There is another post I will check out later:
I have been thinking about where I am intending to go with this blog (and hopefully the podcast). I really do not want to convince anyone of anything. I have no product to sell, no idea to proclaim, no party line to defend. I have absolutely no authority except my lived experience. Yet I know that life comes with many questions and many different answers to these many questions. And somehow I would like to be in that mix – helping finding answers rather than giving answers. So where to from here?
So while I was reading I came across this quote from SK about his task as an author:
“I dare not call myself a Christian; but I want honesty and to this end I will venture”Søren Kierkegaard

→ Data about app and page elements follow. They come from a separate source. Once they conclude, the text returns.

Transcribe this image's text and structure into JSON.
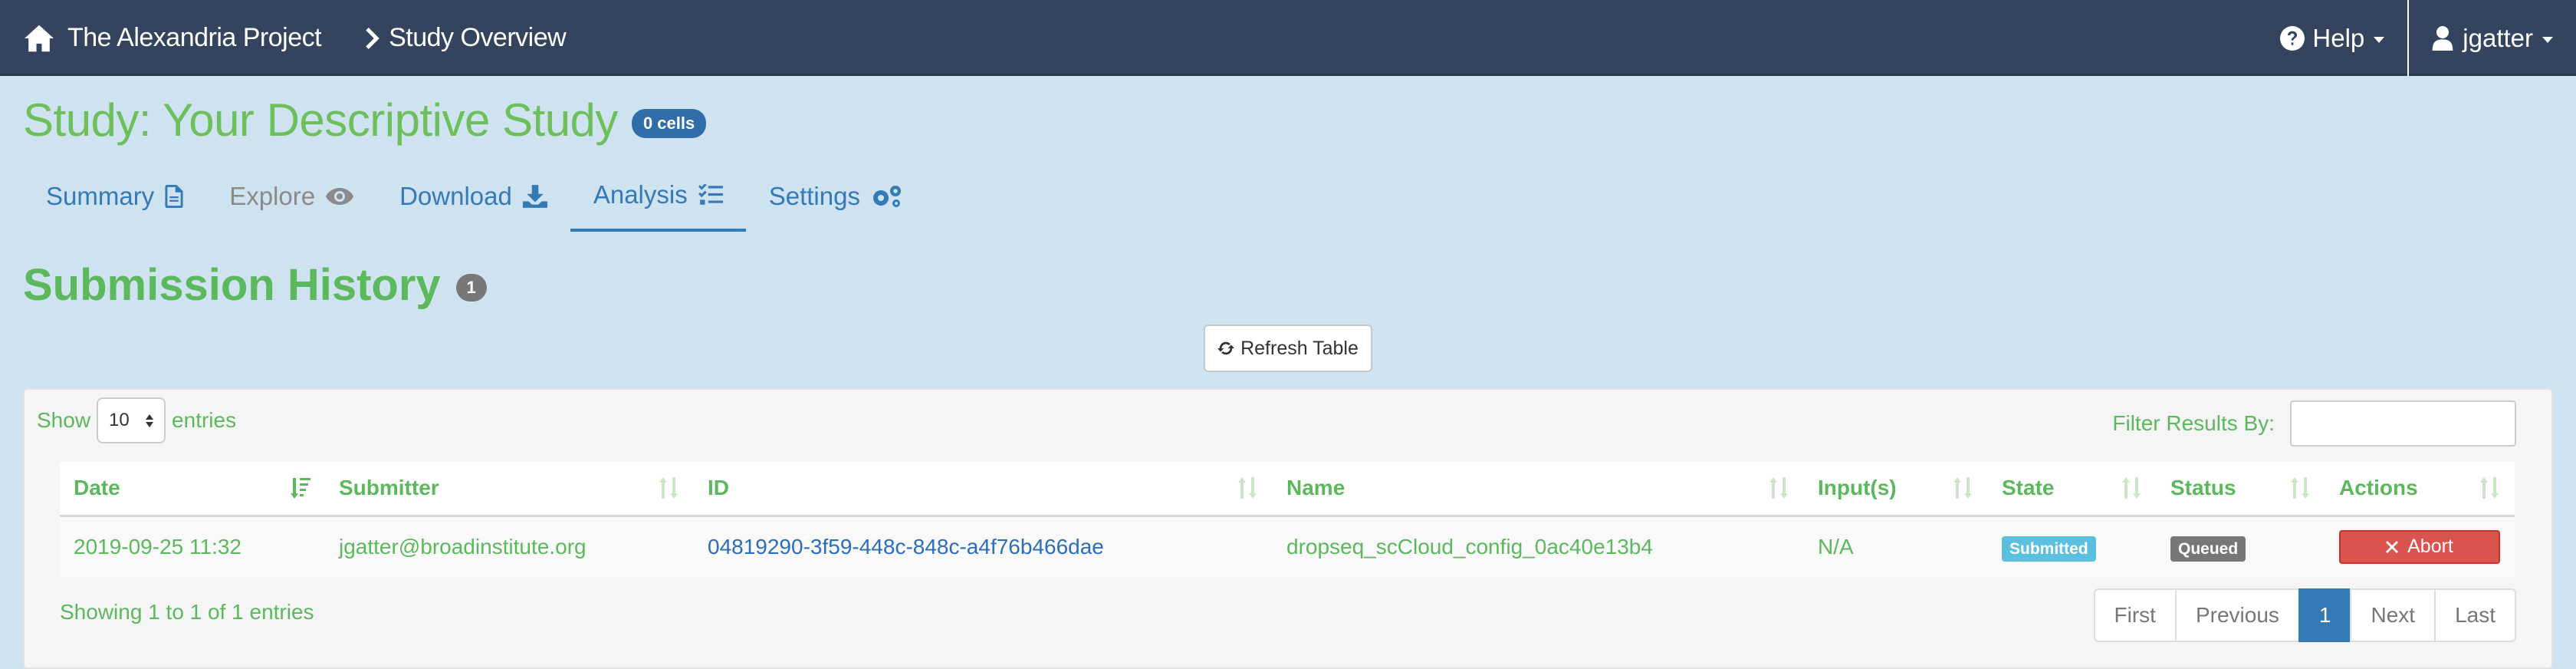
{
  "navbar": {
    "brand": "The Alexandria Project",
    "breadcrumb": "Study Overview",
    "help_label": "Help",
    "user_label": "jgatter"
  },
  "study": {
    "title": "Study: Your Descriptive Study",
    "cells_badge": "0 cells"
  },
  "tabs": [
    {
      "label": "Summary",
      "icon": "file-icon",
      "state": "normal"
    },
    {
      "label": "Explore",
      "icon": "eye-icon",
      "state": "disabled"
    },
    {
      "label": "Download",
      "icon": "download-icon",
      "state": "normal"
    },
    {
      "label": "Analysis",
      "icon": "tasks-icon",
      "state": "active"
    },
    {
      "label": "Settings",
      "icon": "gears-icon",
      "state": "normal"
    }
  ],
  "history": {
    "title": "Submission History",
    "count": "1",
    "refresh_label": "Refresh Table"
  },
  "table_controls": {
    "show_label": "Show",
    "entries_label": "entries",
    "page_length": "10",
    "filter_label": "Filter Results By:",
    "filter_value": ""
  },
  "table": {
    "headers": [
      "Date",
      "Submitter",
      "ID",
      "Name",
      "Input(s)",
      "State",
      "Status",
      "Actions"
    ],
    "rows": [
      {
        "date": "2019-09-25 11:32",
        "submitter": "jgatter@broadinstitute.org",
        "id": "04819290-3f59-448c-848c-a4f76b466dae",
        "name": "dropseq_scCloud_config_0ac40e13b4",
        "inputs": "N/A",
        "state": "Submitted",
        "status": "Queued",
        "action": "Abort"
      }
    ]
  },
  "footer": {
    "info": "Showing 1 to 1 of 1 entries",
    "pager": [
      "First",
      "Previous",
      "1",
      "Next",
      "Last"
    ],
    "current_page": "1"
  },
  "colors": {
    "navbar": "#34445e",
    "background": "#cfe2f0",
    "accent_green": "#5cb85c",
    "link_blue": "#337ab7",
    "danger": "#d9534f",
    "info_label": "#5bc0de"
  }
}
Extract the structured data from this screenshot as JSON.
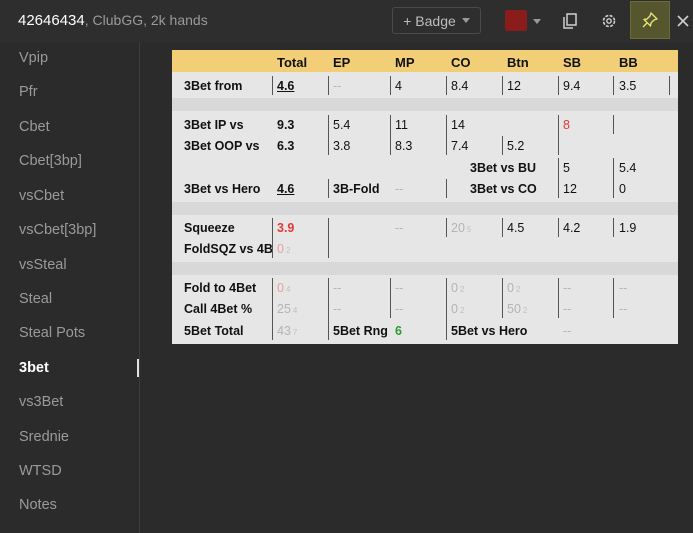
{
  "header": {
    "player_id": "42646434",
    "player_meta": ", ClubGG, 2k hands",
    "badge_label": "+ Badge",
    "swatch_color": "#8b1c1c",
    "copy_icon": "copy-icon",
    "gear_icon": "gear-icon",
    "pin_icon": "pin-icon",
    "close_icon": "close-icon"
  },
  "sidebar": {
    "items": [
      {
        "label": "Vpip"
      },
      {
        "label": "Pfr"
      },
      {
        "label": "Cbet"
      },
      {
        "label": "Cbet[3bp]"
      },
      {
        "label": "vsCbet"
      },
      {
        "label": "vsCbet[3bp]"
      },
      {
        "label": "vsSteal"
      },
      {
        "label": "Steal"
      },
      {
        "label": "Steal Pots"
      },
      {
        "label": "3bet"
      },
      {
        "label": "vs3Bet"
      },
      {
        "label": "Srednie"
      },
      {
        "label": "WTSD"
      },
      {
        "label": "Notes"
      }
    ],
    "active": "3bet"
  },
  "table": {
    "colors": {
      "header_band": "#f2cf77",
      "red": "#e53935",
      "green": "#2e9c2e"
    },
    "headers": [
      "Total",
      "EP",
      "MP",
      "CO",
      "Btn",
      "SB",
      "BB"
    ],
    "rows": {
      "bet3_from": {
        "label": "3Bet from",
        "total": "4.6",
        "ep": "--",
        "mp": "4",
        "co": "8.4",
        "btn": "12",
        "sb": "9.4",
        "bb": "3.5"
      },
      "bet3_ip": {
        "label": "3Bet IP vs",
        "total": "9.3",
        "ep": "5.4",
        "mp": "11",
        "co": "14",
        "sb": "8"
      },
      "bet3_oop": {
        "label": "3Bet OOP vs",
        "total": "6.3",
        "ep": "3.8",
        "mp": "8.3",
        "co": "7.4",
        "btn": "5.2"
      },
      "bet3_vs_bu": {
        "label": "3Bet vs BU",
        "sb": "5",
        "bb": "5.4"
      },
      "bet3_vs_hero": {
        "label": "3Bet vs Hero",
        "total": "4.6",
        "fold_label": "3B-Fold",
        "fold_val": "--",
        "vs_co_label": "3Bet vs CO",
        "sb": "12",
        "bb": "0"
      },
      "squeeze": {
        "label": "Squeeze",
        "total": "3.9",
        "mp": "--",
        "co": "20",
        "co_sup": "5",
        "btn": "4.5",
        "sb": "4.2",
        "bb": "1.9"
      },
      "foldsqz": {
        "label": "FoldSQZ vs 4B",
        "total": "0",
        "total_sup": "2"
      },
      "fold_4bet": {
        "label": "Fold to 4Bet",
        "total": "0",
        "total_sup": "4",
        "ep": "--",
        "mp": "--",
        "co": "0",
        "co_sup": "2",
        "btn": "0",
        "btn_sup": "2",
        "sb": "--",
        "bb": "--"
      },
      "call_4bet": {
        "label": "Call 4Bet %",
        "total": "25",
        "total_sup": "4",
        "ep": "--",
        "mp": "--",
        "co": "0",
        "co_sup": "2",
        "btn": "50",
        "btn_sup": "2",
        "sb": "--",
        "bb": "--"
      },
      "bet5_total": {
        "label": "5Bet Total",
        "total": "43",
        "total_sup": "7",
        "rng_label": "5Bet Rng",
        "rng_val": "6",
        "vs_hero_label": "5Bet vs Hero",
        "vs_hero_val": "--"
      }
    }
  }
}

THAT IS IT!! Be honest with yourself. I want to be honest with myself and I want to help people be honest with themselves. I really do not care where you stand (right, left, gay, straight, theist, atheist, Catholic, or Protestant) simply be honest in your own position. And make it that – your own position! I do not accept negative positions – “I am [X] because [Y] is wrong”. But I do accept that all positions have a sense of paradox and individuality to them. So “it is right for me” is an answer and a reason.
So there it is! A new year and a new direction. So this year I hope to post a little more regularly and a little longer posts. And, of course, I will post some new podcast episodes.
I read a great article on SK and possibility this morning. It is especially useful since I am reading Sickness unto death. Anyway, here is a quote:
The important step for Kierkegaard is the concept “before God”. This is a Christian concept. He sees this actuality, standing in prayer before God, or becoming contemporary with God, as the highest for any Christian. Here the possibility of the offense is present, and must be ever-present. But here also the possibility of being able to become a believer is present and is ever present.SK & Possibility
The great risk in possibility is also the risk in faith.
One of the moral diseases we communicate to one another in society comes from huddling together in the pale light of an insufficient answer to a question we are afraid to ask.Thomas Merton, No Man is an Island.
The pastor at the church that we attend likes to use examples from modern movies to illustrate his point. He does not actually listen to the questions being asked (by the movie) but rather is looking for validation of his point. They are not the question that the particular movie is asking but rather a “this person agrees with me” type of thing.
I think Merton is right – we are afraid to ask the difficult questions because asking it may reveal something about us. We like, rather, to gather around easy answers to difficult questions. Or, we like to escape the question by simply gathering round cliches. Or maybe we hide behind an “authority” and simply call for “blind faith”.